Alan Caron, an independent candidate for governor, just aired an ad calling for two years of “free college.” Other candidates espouse similar plans. However, when anyone is going to school, someone is paying.

Call it what it is: taxpayer-subsidized education. Call it a scholarship or a grant – just don’t call it “free.”

To be fair to Caron, his website points out that his “free” plan is in the form of a “no-interest loan,” portions of which will be forgiven for each year a graduate lives and works in Maine.

I do not believe any postsecondary education should be subsidized. When an individual is responsible for education, that person makes choices based on the value of that investment.

That said, if a state or community wants to subsidize education to satisfy specific needs, so be it. That’s why if education is subsidized, it makes sense to focus those resources on training engineers, scientists, teachers and medical professionals.

No matter how you benefit from education subsidies, your obligation is gratitude. Instead, we see a growing movement demanding “free” education for a wide range of study tracks that offer no specific or immediate benefit to the community at large. Yet every member of that community is expected to pay for it.

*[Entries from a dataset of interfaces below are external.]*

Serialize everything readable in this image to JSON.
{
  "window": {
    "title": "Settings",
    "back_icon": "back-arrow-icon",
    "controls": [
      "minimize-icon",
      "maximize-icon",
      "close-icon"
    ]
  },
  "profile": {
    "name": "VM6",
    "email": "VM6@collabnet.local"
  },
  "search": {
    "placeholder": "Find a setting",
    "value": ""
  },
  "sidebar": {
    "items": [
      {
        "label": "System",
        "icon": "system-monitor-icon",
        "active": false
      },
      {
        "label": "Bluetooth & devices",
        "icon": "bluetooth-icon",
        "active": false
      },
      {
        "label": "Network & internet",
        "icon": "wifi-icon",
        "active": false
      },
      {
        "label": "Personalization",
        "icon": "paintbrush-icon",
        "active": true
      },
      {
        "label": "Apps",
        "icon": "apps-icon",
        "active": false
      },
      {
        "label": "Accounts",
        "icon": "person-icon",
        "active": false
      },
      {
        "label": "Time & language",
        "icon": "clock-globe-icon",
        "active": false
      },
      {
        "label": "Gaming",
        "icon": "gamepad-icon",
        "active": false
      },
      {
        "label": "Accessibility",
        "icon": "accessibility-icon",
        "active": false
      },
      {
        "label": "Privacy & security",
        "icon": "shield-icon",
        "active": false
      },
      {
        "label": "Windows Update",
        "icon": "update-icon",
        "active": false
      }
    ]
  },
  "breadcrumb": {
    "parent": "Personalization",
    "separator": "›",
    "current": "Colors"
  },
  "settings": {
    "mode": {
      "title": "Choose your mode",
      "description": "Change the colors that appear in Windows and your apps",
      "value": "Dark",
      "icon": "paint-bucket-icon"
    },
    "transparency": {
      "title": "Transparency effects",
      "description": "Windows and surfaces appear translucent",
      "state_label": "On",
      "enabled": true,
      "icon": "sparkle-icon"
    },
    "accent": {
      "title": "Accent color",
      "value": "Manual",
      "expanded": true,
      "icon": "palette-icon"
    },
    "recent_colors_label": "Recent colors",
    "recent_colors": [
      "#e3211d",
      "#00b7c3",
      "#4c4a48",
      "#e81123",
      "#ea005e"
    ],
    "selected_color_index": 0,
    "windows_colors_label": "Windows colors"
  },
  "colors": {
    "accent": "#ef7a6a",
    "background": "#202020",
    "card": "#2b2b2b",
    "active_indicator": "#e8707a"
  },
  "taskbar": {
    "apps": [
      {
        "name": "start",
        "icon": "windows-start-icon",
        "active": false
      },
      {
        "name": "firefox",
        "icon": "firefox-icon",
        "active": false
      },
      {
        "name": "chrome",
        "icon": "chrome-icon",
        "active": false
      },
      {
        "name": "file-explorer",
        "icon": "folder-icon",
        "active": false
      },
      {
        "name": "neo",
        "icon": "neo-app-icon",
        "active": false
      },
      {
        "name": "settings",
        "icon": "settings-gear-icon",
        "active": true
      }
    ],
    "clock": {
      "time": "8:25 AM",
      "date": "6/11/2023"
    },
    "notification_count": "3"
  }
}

We’ll hear much more about “free” college during this campaign. Just realize that every time you hear a candidate talk about “free” education – it means you, rather than the student, is paying the tuition.

Jim Bouchard